#### Listed records
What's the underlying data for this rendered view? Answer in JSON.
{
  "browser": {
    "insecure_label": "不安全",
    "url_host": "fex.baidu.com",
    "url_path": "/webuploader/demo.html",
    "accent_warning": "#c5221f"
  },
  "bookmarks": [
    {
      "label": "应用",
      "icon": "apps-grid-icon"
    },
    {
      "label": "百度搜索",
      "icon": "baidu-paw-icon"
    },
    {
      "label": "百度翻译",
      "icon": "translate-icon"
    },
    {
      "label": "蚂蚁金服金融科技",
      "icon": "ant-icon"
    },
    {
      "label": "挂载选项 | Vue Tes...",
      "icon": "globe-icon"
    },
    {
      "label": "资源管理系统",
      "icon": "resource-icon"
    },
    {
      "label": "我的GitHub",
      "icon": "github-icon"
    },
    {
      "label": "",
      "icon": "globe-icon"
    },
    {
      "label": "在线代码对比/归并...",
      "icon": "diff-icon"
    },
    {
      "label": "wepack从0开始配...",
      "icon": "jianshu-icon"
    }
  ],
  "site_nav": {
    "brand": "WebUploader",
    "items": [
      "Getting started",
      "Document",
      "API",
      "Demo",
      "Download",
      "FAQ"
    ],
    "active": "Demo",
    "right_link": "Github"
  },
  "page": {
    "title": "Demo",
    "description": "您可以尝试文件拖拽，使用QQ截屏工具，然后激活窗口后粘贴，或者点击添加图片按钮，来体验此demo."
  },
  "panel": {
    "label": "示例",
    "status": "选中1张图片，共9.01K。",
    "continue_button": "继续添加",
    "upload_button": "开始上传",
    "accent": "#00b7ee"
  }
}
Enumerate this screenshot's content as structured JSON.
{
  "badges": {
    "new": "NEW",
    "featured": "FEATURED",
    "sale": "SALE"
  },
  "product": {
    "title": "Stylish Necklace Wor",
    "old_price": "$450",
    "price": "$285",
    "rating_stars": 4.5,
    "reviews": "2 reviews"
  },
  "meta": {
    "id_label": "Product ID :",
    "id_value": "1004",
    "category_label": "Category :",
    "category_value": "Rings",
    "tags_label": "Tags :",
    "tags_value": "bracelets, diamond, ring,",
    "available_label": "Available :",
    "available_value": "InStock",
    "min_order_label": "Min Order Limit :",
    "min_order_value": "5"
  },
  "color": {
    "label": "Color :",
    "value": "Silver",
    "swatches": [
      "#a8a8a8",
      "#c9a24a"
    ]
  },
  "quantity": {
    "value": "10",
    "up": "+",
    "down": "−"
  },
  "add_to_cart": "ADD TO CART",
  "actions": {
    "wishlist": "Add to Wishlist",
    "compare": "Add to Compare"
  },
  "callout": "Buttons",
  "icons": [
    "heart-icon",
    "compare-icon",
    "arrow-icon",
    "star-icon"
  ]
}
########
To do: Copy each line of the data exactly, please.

Answer box:
What's the underlying data for this rendered view? Answer in JSON.
{
  "browser": {
    "insecure_label": "不安全",
    "url_host": "fex.baidu.com",
    "url_path": "/webuploader/demo.html",
    "accent_warning": "#c5221f"
  },
  "bookmarks": [
    {
      "label": "应用",
      "icon": "apps-grid-icon"
    },
    {
      "label": "百度搜索",
      "icon": "baidu-paw-icon"
    },
    {
      "label": "百度翻译",
      "icon": "translate-icon"
    },
    {
      "label": "蚂蚁金服金融科技",
      "icon": "ant-icon"
    },
    {
      "label": "挂载选项 | Vue Tes...",
      "icon": "globe-icon"
    },
    {
      "label": "资源管理系统",
      "icon": "resource-icon"
    },
    {
      "label": "我的GitHub",
      "icon": "github-icon"
    },
    {
      "label": "",
      "icon": "globe-icon"
    },
    {
      "label": "在线代码对比/归并...",
      "icon": "diff-icon"
    },
    {
      "label": "wepack从0开始配...",
      "icon": "jianshu-icon"
    }
  ],
  "site_nav": {
    "brand": "WebUploader",
    "items": [
      "Getting started",
      "Document",
      "API",
      "Demo",
      "Download",
      "FAQ"
    ],
    "active": "Demo",
    "right_link": "Github"
  },
  "page": {
    "title": "Demo",
    "description": "您可以尝试文件拖拽，使用QQ截屏工具，然后激活窗口后粘贴，或者点击添加图片按钮，来体验此demo."
  },
  "panel": {
    "label": "示例",
    "status": "选中1张图片，共9.01K。",
    "continue_button": "继续添加",
    "upload_button": "开始上传",
    "accent": "#00b7ee"
  }
}
Enumerate this screenshot's content as structured JSON.
{
  "badges": {
    "new": "NEW",
    "featured": "FEATURED",
    "sale": "SALE"
  },
  "product": {
    "title": "Stylish Necklace Wor",
    "old_price": "$450",
    "price": "$285",
    "rating_stars": 4.5,
    "reviews": "2 reviews"
  },
  "meta": {
    "id_label": "Product ID :",
    "id_value": "1004",
    "category_label": "Category :",
    "category_value": "Rings",
    "tags_label": "Tags :",
    "tags_value": "bracelets, diamond, ring,",
    "available_label": "Available :",
    "available_value": "InStock",
    "min_order_label": "Min Order Limit :",
    "min_order_value": "5"
  },
  "color": {
    "label": "Color :",
    "value": "Silver",
    "swatches": [
      "#a8a8a8",
      "#c9a24a"
    ]
  },
  "quantity": {
    "value": "10",
    "up": "+",
    "down": "−"
  },
  "add_to_cart": "ADD TO CART",
  "actions": {
    "wishlist": "Add to Wishlist",
    "compare": "Add to Compare"
  },
  "callout": "Buttons",
  "icons": [
    "heart-icon",
    "compare-icon",
    "arrow-icon",
    "star-icon"
  ]
}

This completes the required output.